[Interface dataset entries]
* * * * *

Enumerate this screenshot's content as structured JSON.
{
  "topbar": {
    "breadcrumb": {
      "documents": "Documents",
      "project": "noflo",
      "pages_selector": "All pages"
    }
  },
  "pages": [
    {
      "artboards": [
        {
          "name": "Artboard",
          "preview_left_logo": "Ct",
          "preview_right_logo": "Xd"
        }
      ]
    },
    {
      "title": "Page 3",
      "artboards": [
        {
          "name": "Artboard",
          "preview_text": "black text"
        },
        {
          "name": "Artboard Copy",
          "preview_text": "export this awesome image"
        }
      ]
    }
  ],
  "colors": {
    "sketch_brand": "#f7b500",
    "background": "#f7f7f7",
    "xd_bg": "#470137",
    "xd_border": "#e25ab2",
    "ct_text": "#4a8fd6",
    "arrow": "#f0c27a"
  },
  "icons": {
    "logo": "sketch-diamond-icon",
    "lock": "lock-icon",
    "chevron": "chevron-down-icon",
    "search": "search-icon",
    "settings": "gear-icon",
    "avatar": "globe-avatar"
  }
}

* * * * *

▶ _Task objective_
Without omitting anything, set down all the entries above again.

▶ _Answer for the task_
Enumerate this screenshot's content as structured JSON.
{
  "topbar": {
    "breadcrumb": {
      "documents": "Documents",
      "project": "noflo",
      "pages_selector": "All pages"
    }
  },
  "pages": [
    {
      "artboards": [
        {
          "name": "Artboard",
          "preview_left_logo": "Ct",
          "preview_right_logo": "Xd"
        }
      ]
    },
    {
      "title": "Page 3",
      "artboards": [
        {
          "name": "Artboard",
          "preview_text": "black text"
        },
        {
          "name": "Artboard Copy",
          "preview_text": "export this awesome image"
        }
      ]
    }
  ],
  "colors": {
    "sketch_brand": "#f7b500",
    "background": "#f7f7f7",
    "xd_bg": "#470137",
    "xd_border": "#e25ab2",
    "ct_text": "#4a8fd6",
    "arrow": "#f0c27a"
  },
  "icons": {
    "logo": "sketch-diamond-icon",
    "lock": "lock-icon",
    "chevron": "chevron-down-icon",
    "search": "search-icon",
    "settings": "gear-icon",
    "avatar": "globe-avatar"
  }
}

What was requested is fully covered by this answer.